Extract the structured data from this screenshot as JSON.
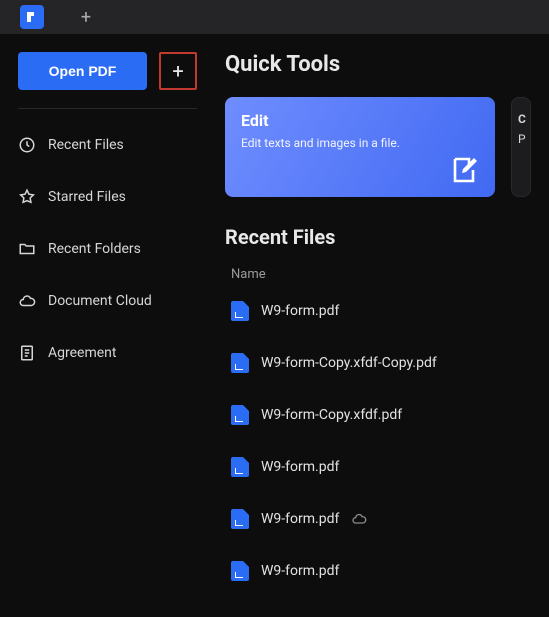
{
  "open_button": "Open PDF",
  "sidebar": {
    "items": [
      {
        "label": "Recent Files"
      },
      {
        "label": "Starred Files"
      },
      {
        "label": "Recent Folders"
      },
      {
        "label": "Document Cloud"
      },
      {
        "label": "Agreement"
      }
    ]
  },
  "quick_tools": {
    "title": "Quick Tools",
    "edit_card": {
      "title": "Edit",
      "desc": "Edit texts and images in a file."
    },
    "peek_card": {
      "line1": "C",
      "line2": "P"
    }
  },
  "recent_files": {
    "title": "Recent Files",
    "col_head": "Name",
    "files": [
      {
        "name": "W9-form.pdf",
        "cloud": false
      },
      {
        "name": "W9-form-Copy.xfdf-Copy.pdf",
        "cloud": false
      },
      {
        "name": "W9-form-Copy.xfdf.pdf",
        "cloud": false
      },
      {
        "name": "W9-form.pdf",
        "cloud": false
      },
      {
        "name": "W9-form.pdf",
        "cloud": true
      },
      {
        "name": "W9-form.pdf",
        "cloud": false
      }
    ]
  }
}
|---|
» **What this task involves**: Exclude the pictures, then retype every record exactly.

» **Answer area**:
Extract the structured data from this screenshot as JSON.
{
  "open_button": "Open PDF",
  "sidebar": {
    "items": [
      {
        "label": "Recent Files"
      },
      {
        "label": "Starred Files"
      },
      {
        "label": "Recent Folders"
      },
      {
        "label": "Document Cloud"
      },
      {
        "label": "Agreement"
      }
    ]
  },
  "quick_tools": {
    "title": "Quick Tools",
    "edit_card": {
      "title": "Edit",
      "desc": "Edit texts and images in a file."
    },
    "peek_card": {
      "line1": "C",
      "line2": "P"
    }
  },
  "recent_files": {
    "title": "Recent Files",
    "col_head": "Name",
    "files": [
      {
        "name": "W9-form.pdf",
        "cloud": false
      },
      {
        "name": "W9-form-Copy.xfdf-Copy.pdf",
        "cloud": false
      },
      {
        "name": "W9-form-Copy.xfdf.pdf",
        "cloud": false
      },
      {
        "name": "W9-form.pdf",
        "cloud": false
      },
      {
        "name": "W9-form.pdf",
        "cloud": true
      },
      {
        "name": "W9-form.pdf",
        "cloud": false
      }
    ]
  }
}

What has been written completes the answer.